Democratic Republic of Congo's fragile post-war economic growth is being slowed by poor governance, a lack of transparency and heavy informal taxes on companies, the World Bank said on Thursday.
The vast central African country is the continent's second largest copper producer and has large resources of arable land, but remains mired in poverty after decades of dictatorship and back-to-back wars that left several million people dead.
Despite showing positive growth since the official end of fighting in 2003, continuing political instability and a lack of institutional reforms are a drag on economic expansion, the World Bank reported in the first detailed study of the Democratic Republic of Congo in 25 years.

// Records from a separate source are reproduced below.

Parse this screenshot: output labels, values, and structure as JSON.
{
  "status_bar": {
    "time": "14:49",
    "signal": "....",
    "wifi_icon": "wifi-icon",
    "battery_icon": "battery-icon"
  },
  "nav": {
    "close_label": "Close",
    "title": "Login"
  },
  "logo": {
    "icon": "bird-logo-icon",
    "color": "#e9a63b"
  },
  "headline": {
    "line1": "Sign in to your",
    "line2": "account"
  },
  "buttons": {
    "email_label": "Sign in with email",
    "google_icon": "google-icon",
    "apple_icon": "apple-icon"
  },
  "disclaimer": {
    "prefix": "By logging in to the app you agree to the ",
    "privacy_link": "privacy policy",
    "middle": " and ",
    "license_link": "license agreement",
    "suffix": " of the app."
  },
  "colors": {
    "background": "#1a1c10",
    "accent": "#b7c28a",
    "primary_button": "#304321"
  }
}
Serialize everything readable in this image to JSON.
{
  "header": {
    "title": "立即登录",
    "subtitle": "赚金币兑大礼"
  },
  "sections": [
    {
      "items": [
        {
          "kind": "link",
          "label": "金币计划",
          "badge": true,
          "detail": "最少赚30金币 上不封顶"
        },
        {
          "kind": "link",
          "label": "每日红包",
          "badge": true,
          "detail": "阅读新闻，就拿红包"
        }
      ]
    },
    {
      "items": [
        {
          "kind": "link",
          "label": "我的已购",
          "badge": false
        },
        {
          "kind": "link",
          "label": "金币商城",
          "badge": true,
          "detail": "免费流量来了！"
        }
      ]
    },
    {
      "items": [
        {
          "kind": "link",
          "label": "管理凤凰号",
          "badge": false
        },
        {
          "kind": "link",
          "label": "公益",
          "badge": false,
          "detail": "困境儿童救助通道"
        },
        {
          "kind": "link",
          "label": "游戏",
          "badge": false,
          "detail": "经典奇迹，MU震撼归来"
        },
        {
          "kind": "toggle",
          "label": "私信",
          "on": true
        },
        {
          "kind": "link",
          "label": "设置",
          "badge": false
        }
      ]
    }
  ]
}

"The analysis suggests that poor governance stifles the performance of small- and medium-sized enterprises in the formal sector," said the report, which used data up to 2010. "(This) enables public agencies and officials to impose myriad taxes and levies, both formal and informal, on the private sector."
You can't grow a viable economy without those small- and medium-sized companies.
Also, the poor implementation of the value-added-tax is going to hurt progress.